Data about app and page elements:

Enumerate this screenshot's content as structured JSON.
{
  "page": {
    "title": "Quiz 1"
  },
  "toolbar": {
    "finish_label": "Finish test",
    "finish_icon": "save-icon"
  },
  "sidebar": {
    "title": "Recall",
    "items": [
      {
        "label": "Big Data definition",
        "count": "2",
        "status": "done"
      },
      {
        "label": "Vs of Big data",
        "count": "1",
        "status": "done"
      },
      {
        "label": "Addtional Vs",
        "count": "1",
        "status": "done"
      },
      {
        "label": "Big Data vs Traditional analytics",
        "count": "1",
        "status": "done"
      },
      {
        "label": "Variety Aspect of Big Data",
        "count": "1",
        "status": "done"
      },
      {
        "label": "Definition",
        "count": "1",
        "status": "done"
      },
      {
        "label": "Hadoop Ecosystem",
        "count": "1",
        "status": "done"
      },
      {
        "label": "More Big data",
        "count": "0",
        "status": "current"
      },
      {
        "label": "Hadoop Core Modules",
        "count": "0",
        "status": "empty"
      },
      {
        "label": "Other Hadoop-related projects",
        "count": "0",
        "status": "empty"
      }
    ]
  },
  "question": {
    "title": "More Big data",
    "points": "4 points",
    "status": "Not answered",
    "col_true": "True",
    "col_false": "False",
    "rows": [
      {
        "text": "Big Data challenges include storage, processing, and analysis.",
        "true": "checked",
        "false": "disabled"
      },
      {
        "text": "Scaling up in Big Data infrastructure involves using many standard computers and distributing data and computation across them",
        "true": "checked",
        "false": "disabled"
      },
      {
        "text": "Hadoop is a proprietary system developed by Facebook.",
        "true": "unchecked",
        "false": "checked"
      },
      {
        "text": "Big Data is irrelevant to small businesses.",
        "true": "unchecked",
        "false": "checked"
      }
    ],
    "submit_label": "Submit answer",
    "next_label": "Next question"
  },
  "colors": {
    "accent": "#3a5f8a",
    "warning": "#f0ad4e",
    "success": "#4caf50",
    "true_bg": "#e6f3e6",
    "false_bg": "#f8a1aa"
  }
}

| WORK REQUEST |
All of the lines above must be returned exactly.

| EXERCISE ANSWER |
Enumerate this screenshot's content as structured JSON.
{
  "page": {
    "title": "Quiz 1"
  },
  "toolbar": {
    "finish_label": "Finish test",
    "finish_icon": "save-icon"
  },
  "sidebar": {
    "title": "Recall",
    "items": [
      {
        "label": "Big Data definition",
        "count": "2",
        "status": "done"
      },
      {
        "label": "Vs of Big data",
        "count": "1",
        "status": "done"
      },
      {
        "label": "Addtional Vs",
        "count": "1",
        "status": "done"
      },
      {
        "label": "Big Data vs Traditional analytics",
        "count": "1",
        "status": "done"
      },
      {
        "label": "Variety Aspect of Big Data",
        "count": "1",
        "status": "done"
      },
      {
        "label": "Definition",
        "count": "1",
        "status": "done"
      },
      {
        "label": "Hadoop Ecosystem",
        "count": "1",
        "status": "done"
      },
      {
        "label": "More Big data",
        "count": "0",
        "status": "current"
      },
      {
        "label": "Hadoop Core Modules",
        "count": "0",
        "status": "empty"
      },
      {
        "label": "Other Hadoop-related projects",
        "count": "0",
        "status": "empty"
      }
    ]
  },
  "question": {
    "title": "More Big data",
    "points": "4 points",
    "status": "Not answered",
    "col_true": "True",
    "col_false": "False",
    "rows": [
      {
        "text": "Big Data challenges include storage, processing, and analysis.",
        "true": "checked",
        "false": "disabled"
      },
      {
        "text": "Scaling up in Big Data infrastructure involves using many standard computers and distributing data and computation across them",
        "true": "checked",
        "false": "disabled"
      },
      {
        "text": "Hadoop is a proprietary system developed by Facebook.",
        "true": "unchecked",
        "false": "checked"
      },
      {
        "text": "Big Data is irrelevant to small businesses.",
        "true": "unchecked",
        "false": "checked"
      }
    ],
    "submit_label": "Submit answer",
    "next_label": "Next question"
  },
  "colors": {
    "accent": "#3a5f8a",
    "warning": "#f0ad4e",
    "success": "#4caf50",
    "true_bg": "#e6f3e6",
    "false_bg": "#f8a1aa"
  }
}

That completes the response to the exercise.